▶ [PROBLEM DETAILS]: The records below must be copied in full; omit the images.

▶ [SUPPLIED DATA]:
»»

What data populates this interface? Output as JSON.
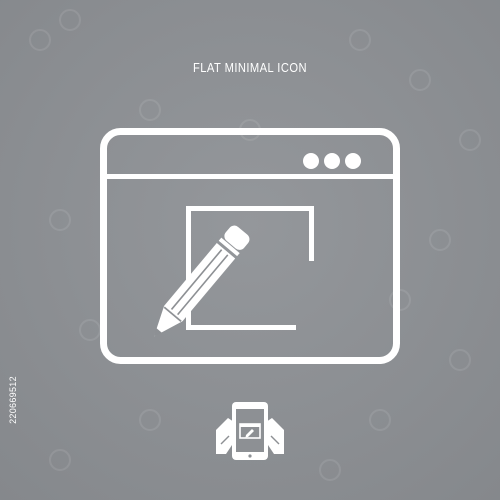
{
  "header": {
    "title": "FLAT MINIMAL ICON"
  },
  "main_icon": {
    "icon": "browser-window-edit-icon",
    "window_control_dots": 3
  },
  "mini_icon": {
    "icon": "tablet-hands-icon"
  },
  "image_id": "220669512",
  "colors": {
    "background": "#8d9094",
    "foreground": "#ffffff"
  }
}
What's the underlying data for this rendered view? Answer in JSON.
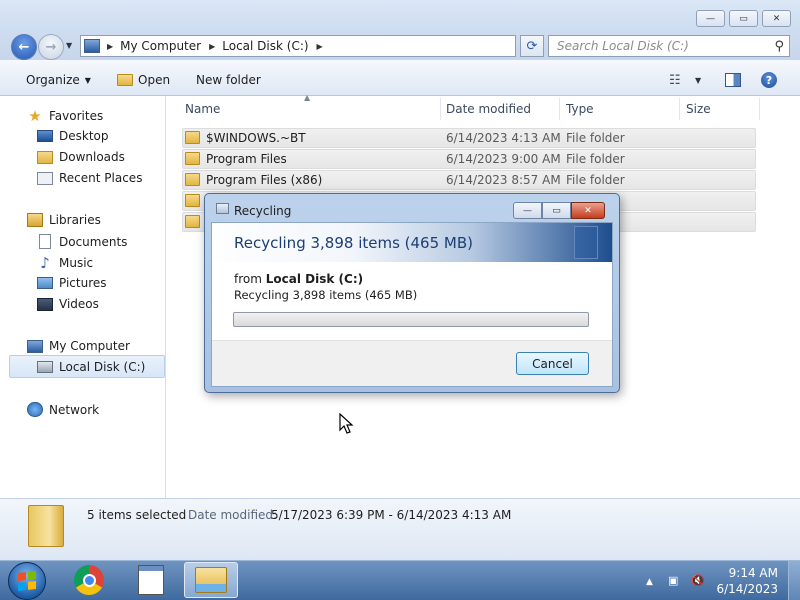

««

▶ [RESULT FOR THIS EXERCISE]:
What data populates this interface? Output as JSON.
{
  "header": {
    "title": "FLAT MINIMAL ICON"
  },
  "main_icon": {
    "icon": "browser-window-edit-icon",
    "window_control_dots": 3
  },
  "mini_icon": {
    "icon": "tablet-hands-icon"
  },
  "image_id": "220669512",
  "colors": {
    "background": "#8d9094",
    "foreground": "#ffffff"
  }
}
What's the underlying data for this rendered view? Answer in JSON.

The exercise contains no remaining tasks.